How to make a negative campaign sound positive

‘Vote for change’ – it sounds wonderful. Change, you say? And little old me gets to vote for it? Sign me up!

But think about it. It’s in fact the very emptiest slogan that an opposition party could use. It says nothing at all about what that change might be. The Lib Dems could use this slogan, the Greens and the BNP could use it, the Natural Law Party and Mebyon Kernow (the Cornish separatists) could use it.

All the slogan communicates is that the way things are is bad – and it doesn’t even say why. It implicitly invites you to picture Gordon Brown and whether you want to gaze at him on TV and listen to his dulcet tones for another four or five years.

‘Vote for change’ sounds like a generous offer. But it’s just a subtle attack, and it’s an unsurprising tactic from a party that finds its poll lead shrinking the more scrutiny it faces. Consider the rallying call at the end of David Cameron’s speech yesterday:

And as you go out there and campaign, I want you to do it fortified with two things in your mind. The first is that every day Gordon Brown is running this country is a grey day for Britain. Every day he is in charge is another day we're not gripping our problems, another day we are wasting our opportunities, another day when this country is not being all that it could be. But I also want you to think of this, to think of the great changes we can make in this country.
We're an amazing people in this country, when we get knocked down, we don't roll over and die, we get up and fight. So as you go out and campaign, I want you to think of the small businessman who's got a great dream to make his business take on the world and win it for him. I want you to think of the mother with the young child desperate for a great school, so that her child can fulfil all her dreams and ambitions, and win it for her. I want you to think of the nurse, of the doctor, of the teacher, of the probation officer, all of whom went into public service with a great vocation, but feel crushed by the weight of bureaucracy and government targets, who we're going to set free, and I want you to win it for them.
And while you do it, I want you to think of the incredible dark depression of another five years of Gordon Brown and say no, no, we're not going to do that, so come on then, let's get out there and win it for Britain!

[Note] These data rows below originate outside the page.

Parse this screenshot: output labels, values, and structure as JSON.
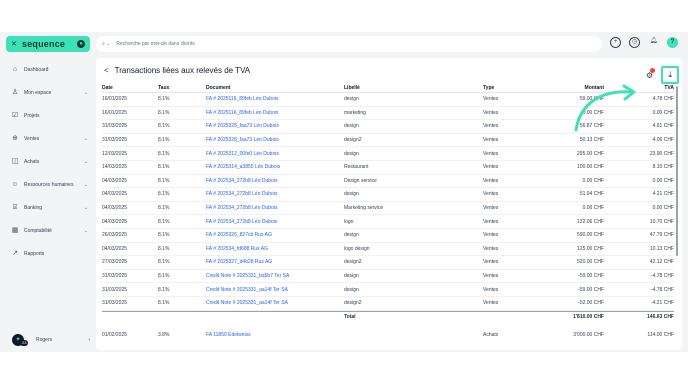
{
  "brand": {
    "name": "sequence"
  },
  "sidebar": {
    "items": [
      {
        "label": "Dashboard",
        "icon": "home-icon",
        "chev": ""
      },
      {
        "label": "Mon espace",
        "icon": "user-icon",
        "chev": "⌄"
      },
      {
        "label": "Projets",
        "icon": "check-square-icon",
        "chev": ""
      },
      {
        "label": "Ventes",
        "icon": "sales-icon",
        "chev": "⌄"
      },
      {
        "label": "Achats",
        "icon": "bag-icon",
        "chev": "⌄"
      },
      {
        "label": "Ressources humaines",
        "icon": "people-icon",
        "chev": "⌄"
      },
      {
        "label": "Banking",
        "icon": "bank-icon",
        "chev": "⌄"
      },
      {
        "label": "Comptabilité",
        "icon": "calculator-icon",
        "chev": "⌄"
      },
      {
        "label": "Rapports",
        "icon": "chart-icon",
        "chev": ""
      }
    ],
    "bottom": {
      "label": "Rogers",
      "badge": "23"
    }
  },
  "search": {
    "placeholder": "Recherche par mot-clé dans clients"
  },
  "panel": {
    "back": "<",
    "title": "Transactions liées aux relevés de TVA"
  },
  "table": {
    "headers": {
      "date": "Date",
      "taux": "Taux",
      "doc": "Document",
      "lib": "Libellé",
      "type": "Type",
      "mont": "Montant",
      "tva": "TVA"
    },
    "rows": [
      {
        "date": "16/01/2025",
        "taux": "8.1%",
        "doc": "FA # 2025116_89feb Léo Dubois",
        "lib": "design",
        "type": "Ventes",
        "mont": "59.00 CHF",
        "tva": "4.78 CHF"
      },
      {
        "date": "16/01/2025",
        "taux": "8.1%",
        "doc": "FA # 2025116_89feb Léo Dubois",
        "lib": "marketing",
        "type": "Ventes",
        "mont": "0.00 CHF",
        "tva": "0.00 CHF"
      },
      {
        "date": "31/03/2025",
        "taux": "8.1%",
        "doc": "FA # 2025328_faa73 Léo Dubois",
        "lib": "design",
        "type": "Ventes",
        "mont": "56.87 CHF",
        "tva": "4.61 CHF"
      },
      {
        "date": "31/03/2025",
        "taux": "8.1%",
        "doc": "FA # 2025328_faa73 Léo Dubois",
        "lib": "design2",
        "type": "Ventes",
        "mont": "50.13 CHF",
        "tva": "4.06 CHF"
      },
      {
        "date": "12/03/2025",
        "taux": "8.1%",
        "doc": "FA # 2025312_00fe0 Léo Dubois",
        "lib": "design",
        "type": "Ventes",
        "mont": "295.00 CHF",
        "tva": "23.90 CHF"
      },
      {
        "date": "14/03/2025",
        "taux": "8.1%",
        "doc": "FA # 2025314_a3855 Léo Dubois",
        "lib": "Restaurant",
        "type": "Ventes",
        "mont": "100.00 CHF",
        "tva": "8.10 CHF"
      },
      {
        "date": "04/03/2025",
        "taux": "8.1%",
        "doc": "FA # 202534_272b8 Léo Dubois",
        "lib": "Design service",
        "type": "Ventes",
        "mont": "0.00 CHF",
        "tva": "0.00 CHF"
      },
      {
        "date": "04/03/2025",
        "taux": "8.1%",
        "doc": "FA # 202534_272b8 Léo Dubois",
        "lib": "design",
        "type": "Ventes",
        "mont": "51.94 CHF",
        "tva": "4.21 CHF"
      },
      {
        "date": "04/03/2025",
        "taux": "8.1%",
        "doc": "FA # 202534_272b8 Léo Dubois",
        "lib": "Marketing service",
        "type": "Ventes",
        "mont": "0.00 CHF",
        "tva": "0.00 CHF"
      },
      {
        "date": "04/03/2025",
        "taux": "8.1%",
        "doc": "FA # 202534_272b8 Léo Dubois",
        "lib": "logo",
        "type": "Ventes",
        "mont": "132.06 CHF",
        "tva": "10.70 CHF"
      },
      {
        "date": "26/03/2025",
        "taux": "8.1%",
        "doc": "FA # 2025326_827cb Rus AG",
        "lib": "design",
        "type": "Ventes",
        "mont": "590.00 CHF",
        "tva": "47.79 CHF"
      },
      {
        "date": "04/03/2025",
        "taux": "8.1%",
        "doc": "FA # 202534_fd688 Rus AG",
        "lib": "logo design",
        "type": "Ventes",
        "mont": "125.00 CHF",
        "tva": "10.13 CHF"
      },
      {
        "date": "27/03/2025",
        "taux": "8.1%",
        "doc": "FA # 2025327_d4b28 Rus AG",
        "lib": "design2",
        "type": "Ventes",
        "mont": "520.00 CHF",
        "tva": "42.12 CHF"
      },
      {
        "date": "31/03/2025",
        "taux": "8.1%",
        "doc": "Credit Note # 2025331_ba5b7 Ter SA",
        "lib": "design",
        "type": "Ventes",
        "mont": "-59.00 CHF",
        "tva": "-4.78 CHF"
      },
      {
        "date": "31/03/2025",
        "taux": "8.1%",
        "doc": "Credit Note # 2025331_aa14f Ter SA",
        "lib": "design",
        "type": "Ventes",
        "mont": "-59.00 CHF",
        "tva": "-4.78 CHF"
      },
      {
        "date": "31/03/2025",
        "taux": "8.1%",
        "doc": "Credit Note # 2025331_aa14f Ter SA",
        "lib": "design2",
        "type": "Ventes",
        "mont": "-52.00 CHF",
        "tva": "-4.21 CHF"
      }
    ],
    "total": {
      "label": "Total",
      "mont": "1'810.00 CHF",
      "tva": "146.63 CHF"
    },
    "extra": {
      "date": "01/02/2025",
      "taux": "3.8%",
      "doc": "FA 11850 Edelweiss",
      "type": "Achats",
      "mont": "3'000.00 CHF",
      "tva": "114.00 CHF"
    }
  },
  "colors": {
    "accent": "#3ee0b5",
    "link": "#2563eb"
  }
}
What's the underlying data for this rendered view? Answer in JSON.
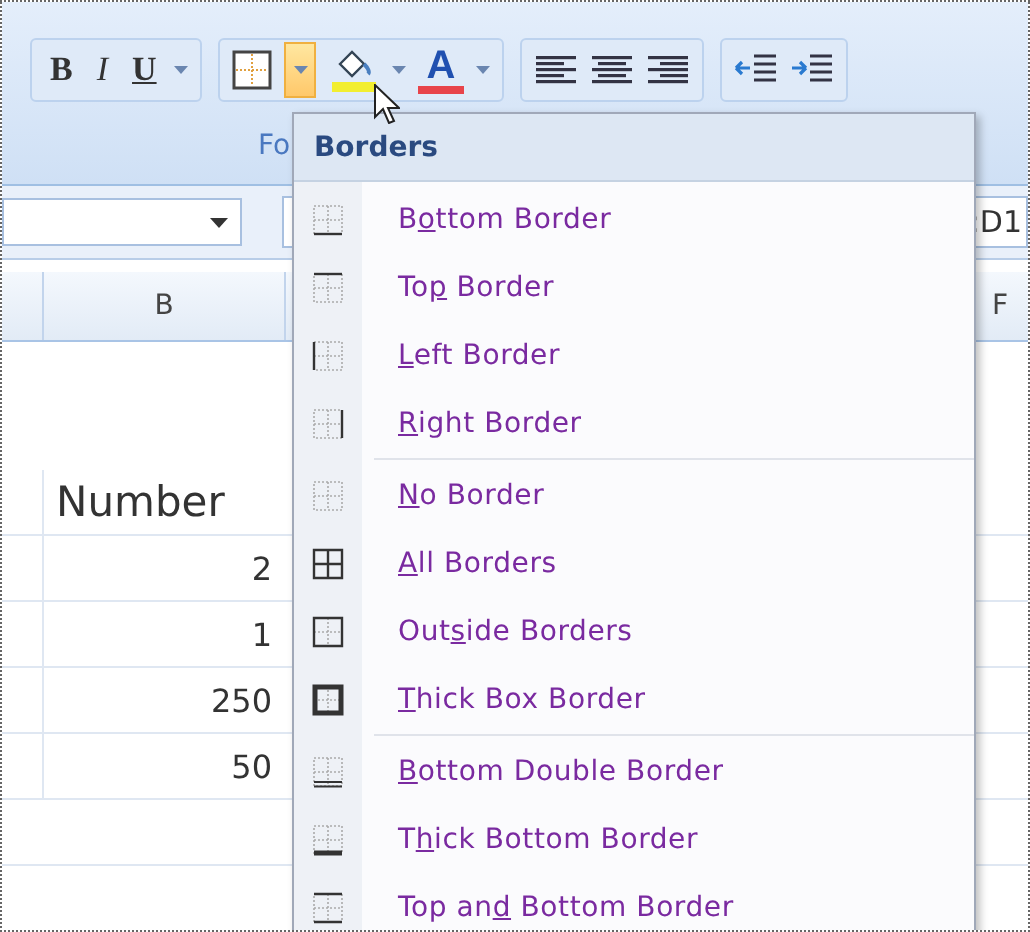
{
  "ribbon": {
    "bold_label": "B",
    "italic_label": "I",
    "underline_label": "U",
    "font_color_label": "A",
    "border_dropdown_hot": true,
    "group_label": "Fo"
  },
  "formula_bar": {
    "cell_ref_tail": ":D1"
  },
  "columns": [
    {
      "label": "B"
    },
    {
      "label": "F"
    }
  ],
  "cells": [
    {
      "text": "Number",
      "kind": "header"
    },
    {
      "text": "2",
      "kind": "number"
    },
    {
      "text": "1",
      "kind": "number"
    },
    {
      "text": "250",
      "kind": "number"
    },
    {
      "text": "50",
      "kind": "number"
    }
  ],
  "menu": {
    "title": "Borders",
    "groups": [
      [
        {
          "label_lead": "B",
          "access_key": "o",
          "label_rest": "ttom Border",
          "kind": "bottom"
        },
        {
          "label_lead": "To",
          "access_key": "p",
          "label_rest": " Border",
          "kind": "top"
        },
        {
          "access_key": "L",
          "label_rest": "eft Border",
          "kind": "left"
        },
        {
          "access_key": "R",
          "label_rest": "ight Border",
          "kind": "right"
        }
      ],
      [
        {
          "access_key": "N",
          "label_rest": "o Border",
          "kind": "none"
        },
        {
          "access_key": "A",
          "label_rest": "ll Borders",
          "kind": "all"
        },
        {
          "label_lead": "Out",
          "access_key": "s",
          "label_rest": "ide Borders",
          "kind": "outside"
        },
        {
          "access_key": "T",
          "label_rest": "hick Box Border",
          "kind": "thick-box"
        }
      ],
      [
        {
          "access_key": "B",
          "label_rest": "ottom Double Border",
          "kind": "bottom-double"
        },
        {
          "label_lead": "T",
          "access_key": "h",
          "label_rest": "ick Bottom Border",
          "kind": "thick-bottom"
        },
        {
          "label_lead": "Top an",
          "access_key": "d",
          "label_rest": " Bottom Border",
          "kind": "top-bottom"
        }
      ]
    ]
  }
}
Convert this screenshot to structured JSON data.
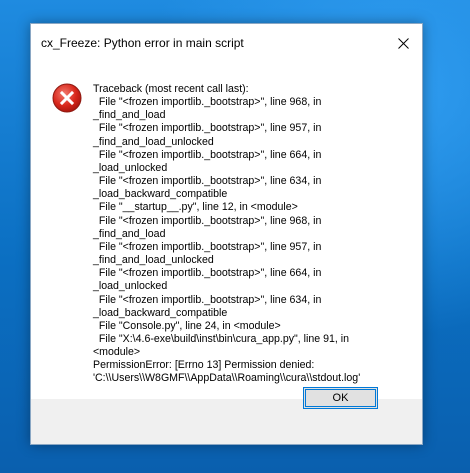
{
  "window": {
    "title": "cx_Freeze: Python error in main script",
    "close_icon": "close-icon"
  },
  "dialog": {
    "icon": "error-icon",
    "message": "Traceback (most recent call last):\n  File \"<frozen importlib._bootstrap>\", line 968, in\n_find_and_load\n  File \"<frozen importlib._bootstrap>\", line 957, in\n_find_and_load_unlocked\n  File \"<frozen importlib._bootstrap>\", line 664, in\n_load_unlocked\n  File \"<frozen importlib._bootstrap>\", line 634, in\n_load_backward_compatible\n  File \"__startup__.py\", line 12, in <module>\n  File \"<frozen importlib._bootstrap>\", line 968, in\n_find_and_load\n  File \"<frozen importlib._bootstrap>\", line 957, in\n_find_and_load_unlocked\n  File \"<frozen importlib._bootstrap>\", line 664, in\n_load_unlocked\n  File \"<frozen importlib._bootstrap>\", line 634, in\n_load_backward_compatible\n  File \"Console.py\", line 24, in <module>\n  File \"X:\\4.6-exe\\build\\inst\\bin\\cura_app.py\", line 91, in\n<module>\nPermissionError: [Errno 13] Permission denied:\n'C:\\\\Users\\\\W8GMF\\\\AppData\\\\Roaming\\\\cura\\\\stdout.log'",
    "ok_label": "OK"
  },
  "colors": {
    "accent": "#0078d7",
    "error_red": "#e81123",
    "desktop_blue": "#0b6fc2"
  }
}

So: first of all, Brown is awful. Second, there are nice people who would like things to be nicer. Oh, and did I mention Brown is awful? Huzzah for Britain!

(Of course, as the election gets nearer, we can expect much more overtly negative campaigning from all sides. It's enough to make you want to hide under a rock until it's over...)


Chris said...

I thought 'dark depression' was both more overtly negative and pretty tacky.

Tom Freeman said...

OMG (as they say on the interwebs) - that hadn't even occurred to me.

Chris said...

'that hadn't even occurred to me'

I probably wouldn't have twigged if I didn't foolishly read the comments on certain sites. That's probably not entirely unconnected with why their slip is showing - not so much that they listen to Tory bloggers and blog commentators as they think that what is appealing and obvious to those people is universally appealing. Even when it does rate, it's a very shallow appeal.